Copy out every line holding the string "MyThread" from the records below.

** Opening MATERIAL PROVIDED block **

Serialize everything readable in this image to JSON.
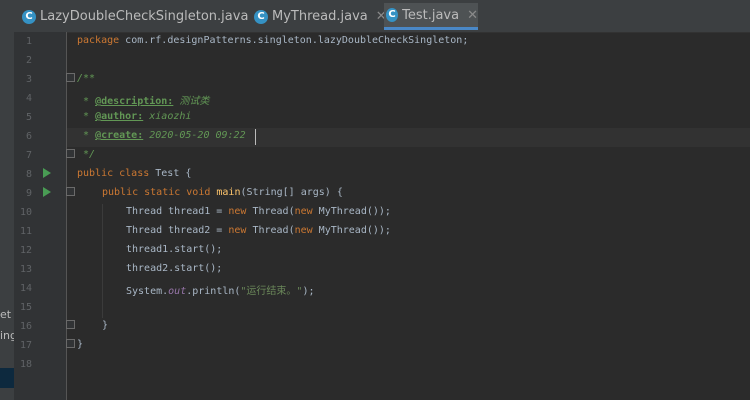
{
  "tabs": [
    {
      "label": "LazyDoubleCheckSingleton.java",
      "icon": "java-class-icon"
    },
    {
      "label": "MyThread.java",
      "icon": "java-class-icon"
    },
    {
      "label": "Test.java",
      "icon": "java-class-icon",
      "active": true
    }
  ],
  "left_panel_fragments": [
    "et",
    "ing"
  ],
  "line_numbers": [
    "1",
    "2",
    "3",
    "4",
    "5",
    "6",
    "7",
    "8",
    "9",
    "10",
    "11",
    "12",
    "13",
    "14",
    "15",
    "16",
    "17",
    "18"
  ],
  "code": {
    "l1_kw": "package",
    "l1_rest": " com.rf.designPatterns.singleton.lazyDoubleCheckSingleton;",
    "l3": "/**",
    "l4_star": " * ",
    "l4_tag": "@description:",
    "l4_val": " 测试类",
    "l5_star": " * ",
    "l5_tag": "@author:",
    "l5_val": " xiaozhi",
    "l6_star": " * ",
    "l6_tag": "@create:",
    "l6_val": " 2020-05-20 09:22",
    "l7": " */",
    "l8_kw": "public class",
    "l8_rest": " Test {",
    "l9_kw": "public static void",
    "l9_fn": " main",
    "l9_rest": "(String[] args) {",
    "l10_a": "Thread thread1 = ",
    "l10_kw1": "new",
    "l10_b": " Thread(",
    "l10_kw2": "new",
    "l10_c": " MyThread());",
    "l11_a": "Thread thread2 = ",
    "l11_kw1": "new",
    "l11_b": " Thread(",
    "l11_kw2": "new",
    "l11_c": " MyThread());",
    "l12": "thread1.start();",
    "l13": "thread2.start();",
    "l14_a": "System.",
    "l14_st": "out",
    "l14_b": ".println(",
    "l14_str": "\"运行结束。\"",
    "l14_c": ");",
    "l16": "}",
    "l17": "}"
  },
  "colors": {
    "background": "#2b2b2b",
    "keyword": "#cc7832",
    "comment": "#629755",
    "string": "#6a8759",
    "method": "#ffc66d"
  }
}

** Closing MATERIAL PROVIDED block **

*REPLY TO THE TASK*.
      "label": "MyThread.java",
    "l10_c": " MyThread());",
    "l11_c": " MyThread());",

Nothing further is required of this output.